When a medic reaches out for that pack of generic heparin from her pharmacy shelf, does she know who produced the drug and how was it manufactured? If she doesn't know this, then she wouldn't know whether it's contaminated or not, and using it could be harmful.
The FDA recently found a number of tainted batches of the drug heparin. And since adulterated pharmaceutical drugs are everywhere, it's quite a possibility that many drugs sold as veterinary pet products are tainted too. Get in touch with the most trusted Pharmacists by Call us now!.
Whatever be the intention of the drug suppliers and manufacturers of these bogus drugs, most often it's the greed to make big money, the moot point is to ensure a safe pet supply of these medicines.
Not too far back, a couple of months, a news network busted a drug manufacturer in China trying to make counterfeits of some popular drugs by mixing arsenic, road paint, and what not, severely tainting them, which would have had serious repercussions for consumers.
Also, in 2007, and as the Wall Street Journal reported, In fiscal 2007, the FDA ran 31 domestic counterfeit-drug investigations, which could include products with ingredients manufactured overseas. Similarly, in 2006 there was 54 investigation and in 2005 the number was 32.

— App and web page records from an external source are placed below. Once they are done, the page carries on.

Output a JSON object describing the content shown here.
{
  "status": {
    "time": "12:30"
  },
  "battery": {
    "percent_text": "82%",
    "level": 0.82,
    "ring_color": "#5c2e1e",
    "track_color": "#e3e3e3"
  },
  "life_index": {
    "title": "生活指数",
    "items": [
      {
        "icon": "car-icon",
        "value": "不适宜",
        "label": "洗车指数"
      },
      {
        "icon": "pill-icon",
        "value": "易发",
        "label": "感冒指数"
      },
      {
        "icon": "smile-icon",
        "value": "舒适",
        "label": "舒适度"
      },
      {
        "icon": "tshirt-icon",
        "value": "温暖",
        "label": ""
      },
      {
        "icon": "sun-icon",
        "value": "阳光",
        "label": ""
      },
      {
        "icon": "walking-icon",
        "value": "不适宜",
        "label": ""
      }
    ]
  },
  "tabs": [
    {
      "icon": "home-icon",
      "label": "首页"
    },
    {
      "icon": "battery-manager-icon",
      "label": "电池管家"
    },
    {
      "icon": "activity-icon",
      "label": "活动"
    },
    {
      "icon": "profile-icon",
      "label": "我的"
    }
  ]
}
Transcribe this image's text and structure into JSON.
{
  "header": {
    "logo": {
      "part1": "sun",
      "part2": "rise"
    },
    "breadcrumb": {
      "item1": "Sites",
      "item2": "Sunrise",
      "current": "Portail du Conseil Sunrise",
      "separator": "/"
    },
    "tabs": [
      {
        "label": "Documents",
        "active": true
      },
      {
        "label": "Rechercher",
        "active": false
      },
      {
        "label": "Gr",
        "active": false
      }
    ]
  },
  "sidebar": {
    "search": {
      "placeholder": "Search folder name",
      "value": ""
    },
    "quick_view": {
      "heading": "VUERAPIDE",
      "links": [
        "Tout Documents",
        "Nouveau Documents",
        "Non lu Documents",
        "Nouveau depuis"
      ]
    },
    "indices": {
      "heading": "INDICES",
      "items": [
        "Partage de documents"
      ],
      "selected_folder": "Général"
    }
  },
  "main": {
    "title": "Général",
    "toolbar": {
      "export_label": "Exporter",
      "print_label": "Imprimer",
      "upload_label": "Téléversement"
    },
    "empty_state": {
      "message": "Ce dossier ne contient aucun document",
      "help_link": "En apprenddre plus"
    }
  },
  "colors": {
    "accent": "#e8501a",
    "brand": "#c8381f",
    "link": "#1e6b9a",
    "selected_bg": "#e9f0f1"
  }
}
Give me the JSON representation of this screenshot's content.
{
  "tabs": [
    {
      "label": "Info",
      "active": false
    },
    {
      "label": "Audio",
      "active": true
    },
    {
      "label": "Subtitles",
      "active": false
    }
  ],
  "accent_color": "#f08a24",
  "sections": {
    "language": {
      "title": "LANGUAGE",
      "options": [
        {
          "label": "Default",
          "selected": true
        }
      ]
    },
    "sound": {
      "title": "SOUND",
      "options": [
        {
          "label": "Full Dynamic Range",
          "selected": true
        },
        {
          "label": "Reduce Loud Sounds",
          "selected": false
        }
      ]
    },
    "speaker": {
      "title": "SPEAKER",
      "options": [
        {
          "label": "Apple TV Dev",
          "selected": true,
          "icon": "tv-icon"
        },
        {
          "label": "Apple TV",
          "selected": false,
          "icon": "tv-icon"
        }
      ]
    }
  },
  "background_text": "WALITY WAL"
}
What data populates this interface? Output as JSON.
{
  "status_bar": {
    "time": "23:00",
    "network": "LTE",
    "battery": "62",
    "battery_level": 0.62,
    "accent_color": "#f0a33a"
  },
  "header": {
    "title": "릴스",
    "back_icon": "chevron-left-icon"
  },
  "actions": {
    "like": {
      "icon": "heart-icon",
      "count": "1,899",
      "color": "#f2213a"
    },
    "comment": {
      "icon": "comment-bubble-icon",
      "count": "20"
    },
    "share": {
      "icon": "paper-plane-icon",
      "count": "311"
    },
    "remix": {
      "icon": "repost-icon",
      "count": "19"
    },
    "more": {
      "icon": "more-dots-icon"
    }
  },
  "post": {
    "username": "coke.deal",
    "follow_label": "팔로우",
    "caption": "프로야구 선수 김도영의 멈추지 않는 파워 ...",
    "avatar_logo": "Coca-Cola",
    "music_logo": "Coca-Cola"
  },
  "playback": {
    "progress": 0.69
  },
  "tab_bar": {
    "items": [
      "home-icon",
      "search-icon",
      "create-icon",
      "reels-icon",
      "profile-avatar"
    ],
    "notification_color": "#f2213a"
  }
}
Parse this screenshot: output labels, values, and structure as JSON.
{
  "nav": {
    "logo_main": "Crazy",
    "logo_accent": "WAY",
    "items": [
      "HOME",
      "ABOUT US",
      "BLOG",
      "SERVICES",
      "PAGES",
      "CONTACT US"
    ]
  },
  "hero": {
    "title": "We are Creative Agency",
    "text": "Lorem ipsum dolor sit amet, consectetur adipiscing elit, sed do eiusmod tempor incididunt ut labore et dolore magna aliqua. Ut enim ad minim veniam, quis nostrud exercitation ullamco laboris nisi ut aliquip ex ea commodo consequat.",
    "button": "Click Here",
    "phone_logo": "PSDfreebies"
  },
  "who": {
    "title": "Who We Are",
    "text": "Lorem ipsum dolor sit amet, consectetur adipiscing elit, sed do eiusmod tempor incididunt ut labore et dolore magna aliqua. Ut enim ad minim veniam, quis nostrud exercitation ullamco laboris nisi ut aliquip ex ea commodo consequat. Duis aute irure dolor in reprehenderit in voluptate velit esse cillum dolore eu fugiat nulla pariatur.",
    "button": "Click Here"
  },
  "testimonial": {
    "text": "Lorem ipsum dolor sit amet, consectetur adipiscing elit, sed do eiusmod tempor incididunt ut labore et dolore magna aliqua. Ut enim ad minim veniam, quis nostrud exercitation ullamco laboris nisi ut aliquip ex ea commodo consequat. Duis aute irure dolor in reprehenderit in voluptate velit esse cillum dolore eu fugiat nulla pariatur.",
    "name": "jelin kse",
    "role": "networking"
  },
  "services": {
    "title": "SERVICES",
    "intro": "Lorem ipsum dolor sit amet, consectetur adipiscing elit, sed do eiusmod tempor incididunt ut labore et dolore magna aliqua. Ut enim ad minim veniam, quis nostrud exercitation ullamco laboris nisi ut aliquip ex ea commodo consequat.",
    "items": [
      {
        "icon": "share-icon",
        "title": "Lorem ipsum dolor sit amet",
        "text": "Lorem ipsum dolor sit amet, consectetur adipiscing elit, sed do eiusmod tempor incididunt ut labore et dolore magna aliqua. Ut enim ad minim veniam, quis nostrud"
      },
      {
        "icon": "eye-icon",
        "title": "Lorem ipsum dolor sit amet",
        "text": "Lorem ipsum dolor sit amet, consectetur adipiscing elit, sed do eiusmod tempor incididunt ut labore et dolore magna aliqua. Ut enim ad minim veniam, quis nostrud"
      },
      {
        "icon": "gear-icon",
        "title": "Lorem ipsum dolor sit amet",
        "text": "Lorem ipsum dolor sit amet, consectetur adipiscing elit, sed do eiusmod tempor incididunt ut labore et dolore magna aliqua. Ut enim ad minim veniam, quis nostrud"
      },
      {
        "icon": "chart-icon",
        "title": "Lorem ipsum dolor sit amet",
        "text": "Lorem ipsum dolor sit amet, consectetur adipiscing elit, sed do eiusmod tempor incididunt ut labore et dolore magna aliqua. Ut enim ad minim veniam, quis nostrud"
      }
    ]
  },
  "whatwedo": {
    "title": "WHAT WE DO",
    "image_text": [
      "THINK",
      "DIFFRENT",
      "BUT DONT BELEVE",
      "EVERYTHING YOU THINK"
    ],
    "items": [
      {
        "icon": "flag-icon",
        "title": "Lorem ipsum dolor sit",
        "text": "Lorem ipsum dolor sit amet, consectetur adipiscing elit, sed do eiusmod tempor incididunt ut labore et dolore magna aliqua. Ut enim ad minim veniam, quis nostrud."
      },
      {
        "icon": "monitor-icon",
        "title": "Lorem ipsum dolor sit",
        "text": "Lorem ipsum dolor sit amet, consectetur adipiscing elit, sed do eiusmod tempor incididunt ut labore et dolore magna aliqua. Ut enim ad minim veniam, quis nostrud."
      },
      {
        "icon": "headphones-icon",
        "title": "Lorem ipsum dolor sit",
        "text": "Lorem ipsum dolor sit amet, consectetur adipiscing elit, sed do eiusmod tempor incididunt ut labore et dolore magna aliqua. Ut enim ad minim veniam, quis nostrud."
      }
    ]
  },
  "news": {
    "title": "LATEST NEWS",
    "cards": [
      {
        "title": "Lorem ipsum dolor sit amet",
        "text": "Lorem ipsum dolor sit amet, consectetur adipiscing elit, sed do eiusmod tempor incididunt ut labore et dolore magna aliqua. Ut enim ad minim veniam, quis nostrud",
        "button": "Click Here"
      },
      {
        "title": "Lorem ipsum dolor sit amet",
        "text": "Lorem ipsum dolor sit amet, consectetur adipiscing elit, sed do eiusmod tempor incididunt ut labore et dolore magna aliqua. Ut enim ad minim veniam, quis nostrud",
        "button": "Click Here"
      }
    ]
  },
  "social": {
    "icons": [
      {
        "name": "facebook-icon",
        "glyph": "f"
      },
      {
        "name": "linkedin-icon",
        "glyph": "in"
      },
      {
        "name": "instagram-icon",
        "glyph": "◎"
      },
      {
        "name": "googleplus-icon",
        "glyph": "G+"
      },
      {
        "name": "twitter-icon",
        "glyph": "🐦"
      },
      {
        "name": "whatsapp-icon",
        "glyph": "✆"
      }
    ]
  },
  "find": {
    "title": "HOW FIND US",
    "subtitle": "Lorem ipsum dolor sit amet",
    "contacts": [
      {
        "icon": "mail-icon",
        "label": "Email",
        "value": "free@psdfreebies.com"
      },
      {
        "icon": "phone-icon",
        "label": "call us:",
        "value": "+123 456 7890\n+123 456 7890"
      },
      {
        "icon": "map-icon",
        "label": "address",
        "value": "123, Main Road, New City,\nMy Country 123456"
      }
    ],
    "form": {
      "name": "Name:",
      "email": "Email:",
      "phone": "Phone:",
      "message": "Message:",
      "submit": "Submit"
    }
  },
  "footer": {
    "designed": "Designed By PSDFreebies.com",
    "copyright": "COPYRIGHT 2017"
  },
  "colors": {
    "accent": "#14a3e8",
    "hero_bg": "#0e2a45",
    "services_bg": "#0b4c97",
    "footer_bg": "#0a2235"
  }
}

Hence, it goes without saying that if fake drug products have found their way into human bodies, can the pets' bodies be insulated. Most of the supply of tainted products lands up in the US from overseas, and many pet supplies for drugs are procured wholesale, just as pet accessories are.